The GOP convention begins Monday, and for the late-night TV community, a new day begins as well. Over the next two weeks, there will be a bounty of material that should present itself constantly ... relentlessly. Stephen Colbert — in costume once again as Caesar Flickerman of “The Hunger Games” -- has already launched the follies, unofficially, Sunday at the Quicken Loans Arena in Cleveland. (See below).

Political conventions — Republican and Democrat — have evolved into sales pitches for parties and their platforms, but inherent in that pitch is parody. Think about the sales pitch for any product — the flip side is always parody, and it’s an easy, natural default position for late night TV hosts.

The challenge this week and next is obvious: With three more police fatalities, this time in Baton Rouge, and with sharply divided parties, a pallor hangs over these events in 2016. Where’s the “fun” (or “funny”) in any of this?
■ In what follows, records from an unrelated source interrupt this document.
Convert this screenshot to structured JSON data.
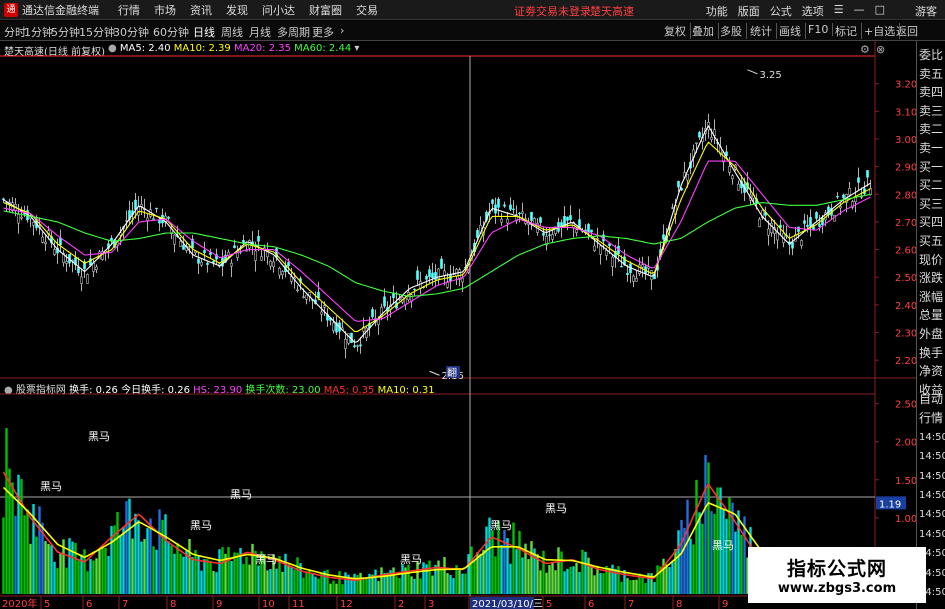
{
  "app": {
    "name": "通达信金融终端"
  },
  "menu": [
    "行情",
    "市场",
    "资讯",
    "发现",
    "问小达",
    "财富圈",
    "交易"
  ],
  "notices": [
    "证劵交易未登录",
    "楚天高速"
  ],
  "top_right": {
    "items": [
      "功能",
      "版面",
      "公式",
      "选项"
    ],
    "guest": "游客"
  },
  "periods": [
    "分时",
    "1分钟",
    "5分钟",
    "15分钟",
    "30分钟",
    "60分钟",
    "日线",
    "周线",
    "月线",
    "多周期",
    "更多"
  ],
  "active_period": "日线",
  "toolbar_right": [
    "复权",
    "叠加",
    "多股",
    "统计",
    "画线",
    "F10",
    "标记",
    "+自选",
    "返回"
  ],
  "main_chart": {
    "title": "楚天高速(日线 前复权)",
    "ma": [
      {
        "label": "MA5: 2.40",
        "color": "#ffffff"
      },
      {
        "label": "MA10: 2.39",
        "color": "#ffff00"
      },
      {
        "label": "MA20: 2.35",
        "color": "#ff40ff"
      },
      {
        "label": "MA60: 2.44",
        "color": "#40ff40"
      }
    ],
    "price_ticks": [
      "3.20",
      "3.10",
      "3.00",
      "2.90",
      "2.80",
      "2.70",
      "2.60",
      "2.50",
      "2.40",
      "2.30",
      "2.20"
    ],
    "high_label": "3.25",
    "low_label": "2.16",
    "cursor_label": "翻"
  },
  "sub_chart": {
    "title": "股票指标网",
    "items": [
      {
        "label": "换手: 0.26",
        "color": "#ffffff"
      },
      {
        "label": "今日换手: 0.26",
        "color": "#ffffff"
      },
      {
        "label": "HS: 23.90",
        "color": "#ff40ff"
      },
      {
        "label": "换手次数: 23.00",
        "color": "#40ff40"
      },
      {
        "label": "MA5: 0.35",
        "color": "#ff3030"
      },
      {
        "label": "MA10: 0.31",
        "color": "#ffff00"
      }
    ],
    "ticks": [
      "2.50",
      "2.00",
      "1.50",
      "1.00"
    ],
    "level": "1.19",
    "marker_text": "黑马"
  },
  "x_axis": {
    "labels": [
      "2020年",
      "5",
      "6",
      "7",
      "8",
      "9",
      "10",
      "11",
      "12",
      "2",
      "3",
      "2021/03/10/三",
      "5",
      "6",
      "7",
      "8",
      "9"
    ]
  },
  "sidebar": [
    "委比",
    "卖五",
    "卖四",
    "卖三",
    "卖二",
    "卖一",
    "买一",
    "买二",
    "买三",
    "买四",
    "买五",
    "现价",
    "涨跌",
    "涨幅",
    "总量",
    "外盘",
    "换手",
    "净资",
    "收益",
    "自动",
    "行情",
    "14:50",
    "14:50",
    "14:50",
    "14:50",
    "14:50",
    "14:50",
    "14:50",
    "14:50",
    "14:50"
  ],
  "watermark": {
    "title": "指标公式网",
    "url": "www.zbgs3.com"
  },
  "chart_data": {
    "type": "line",
    "title": "楚天高速(日线 前复权)",
    "y_range": [
      2.15,
      3.3
    ],
    "x_periods": [
      "2020年",
      "5",
      "6",
      "7",
      "8",
      "9",
      "10",
      "11",
      "12",
      "2",
      "3",
      "2021/03/10/三",
      "5",
      "6",
      "7",
      "8",
      "9"
    ],
    "series": [
      {
        "name": "MA5",
        "values": [
          2.78,
          2.72,
          2.6,
          2.52,
          2.62,
          2.76,
          2.7,
          2.58,
          2.54,
          2.63,
          2.58,
          2.46,
          2.36,
          2.26,
          2.37,
          2.46,
          2.5,
          2.52,
          2.75,
          2.72,
          2.66,
          2.7,
          2.62,
          2.54,
          2.5,
          2.83,
          3.05,
          2.88,
          2.72,
          2.62,
          2.7,
          2.78,
          2.84
        ]
      },
      {
        "name": "MA10",
        "values": [
          2.77,
          2.73,
          2.62,
          2.55,
          2.6,
          2.74,
          2.71,
          2.6,
          2.55,
          2.62,
          2.59,
          2.48,
          2.39,
          2.3,
          2.36,
          2.44,
          2.49,
          2.51,
          2.72,
          2.72,
          2.67,
          2.69,
          2.63,
          2.56,
          2.51,
          2.78,
          2.99,
          2.9,
          2.75,
          2.64,
          2.69,
          2.77,
          2.82
        ]
      },
      {
        "name": "MA20",
        "values": [
          2.75,
          2.73,
          2.65,
          2.58,
          2.59,
          2.7,
          2.71,
          2.63,
          2.57,
          2.6,
          2.6,
          2.52,
          2.43,
          2.34,
          2.35,
          2.41,
          2.47,
          2.5,
          2.66,
          2.71,
          2.68,
          2.68,
          2.65,
          2.58,
          2.53,
          2.7,
          2.92,
          2.92,
          2.8,
          2.68,
          2.67,
          2.74,
          2.79
        ]
      },
      {
        "name": "MA60",
        "values": [
          2.74,
          2.72,
          2.7,
          2.66,
          2.63,
          2.64,
          2.66,
          2.66,
          2.64,
          2.62,
          2.61,
          2.58,
          2.54,
          2.48,
          2.45,
          2.43,
          2.44,
          2.46,
          2.52,
          2.58,
          2.62,
          2.64,
          2.65,
          2.64,
          2.62,
          2.64,
          2.7,
          2.75,
          2.77,
          2.76,
          2.76,
          2.78,
          2.8
        ]
      }
    ],
    "price_high": 3.25,
    "price_low": 2.16,
    "volume_panel": {
      "y_range": [
        0,
        2.6
      ],
      "reference_level": 1.19,
      "turnover_ma5": [
        1.6,
        1.0,
        0.55,
        0.42,
        0.75,
        1.05,
        0.7,
        0.45,
        0.4,
        0.55,
        0.45,
        0.3,
        0.22,
        0.18,
        0.25,
        0.3,
        0.35,
        0.32,
        0.75,
        0.6,
        0.4,
        0.45,
        0.32,
        0.25,
        0.2,
        0.65,
        1.45,
        0.95,
        0.4,
        0.3,
        0.32,
        0.35,
        0.36
      ],
      "turnover_ma10": [
        1.4,
        1.05,
        0.65,
        0.48,
        0.68,
        0.95,
        0.75,
        0.52,
        0.44,
        0.52,
        0.47,
        0.34,
        0.25,
        0.2,
        0.23,
        0.28,
        0.32,
        0.33,
        0.62,
        0.62,
        0.45,
        0.44,
        0.35,
        0.28,
        0.22,
        0.52,
        1.2,
        1.05,
        0.55,
        0.34,
        0.32,
        0.33,
        0.34
      ]
    }
  }
}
Where’s the found comedy?

That’s the biggest challenge before late night hosts this week, possibly the obstacle, too.

But also the promise. Late night TV at its best can put politics in sharp perspective, or deflate that which demands deflation.

That’s at its best. Will we get the best in over the next 14 days? Or will get something else?

This week and next, I will decide:

What made me laugh (possibly you)? What made me wince (also possible you)? Day by day, night by night, we will go looking for the best in late night.

And of course, the follies have already begun. Both Trevor Noah and Stephen Colbert have been at the Quicken Loans Arena in Cleveland to pretape bits for their respective shows, “The Daily Show” and “Late Show” (which, in a late night first, will air live from the Ed Sullivan this week and next).

Colbert Sunday crashed the podium in costume — as Caesar Flickerman, host of “The Hunger Games,” with the towering purple coif and malice in his heart. Stanley Tucci has played him in the movies; Colbert has co-opted him for a running gag that began when his “Late Show” run began last fall.

On Sunday, he mounted the stage (in costume) then spoke for about 20 seconds: “It is my honor to hereby launch and begin the 2016 Republican National Hungry for Power Games,” then noted that presumptive GOP nominee Donald Trump had “formed an alliance with Indiana Gov. Mike Pence.” He then fell into a brief silence, or torpor (“sorry, I blacked out there for a moment”), and was hustled off the stage by security, but not before shouting: “I know I’m not supposed to be here, but ... neither is Trump.”

What made me laugh: That throwaway line. How could it not?

What didn’t: Colbert’s Flickerman as a running bit began well, then — reprising it each time a candidate in either party dropped out — began to slowly wear out its welcome. Fatigue was inevitable (after all, how many GOP candidates were there?). But Colbert had committed himself, and Flickerman is back again. At least he’ll have an interesting week.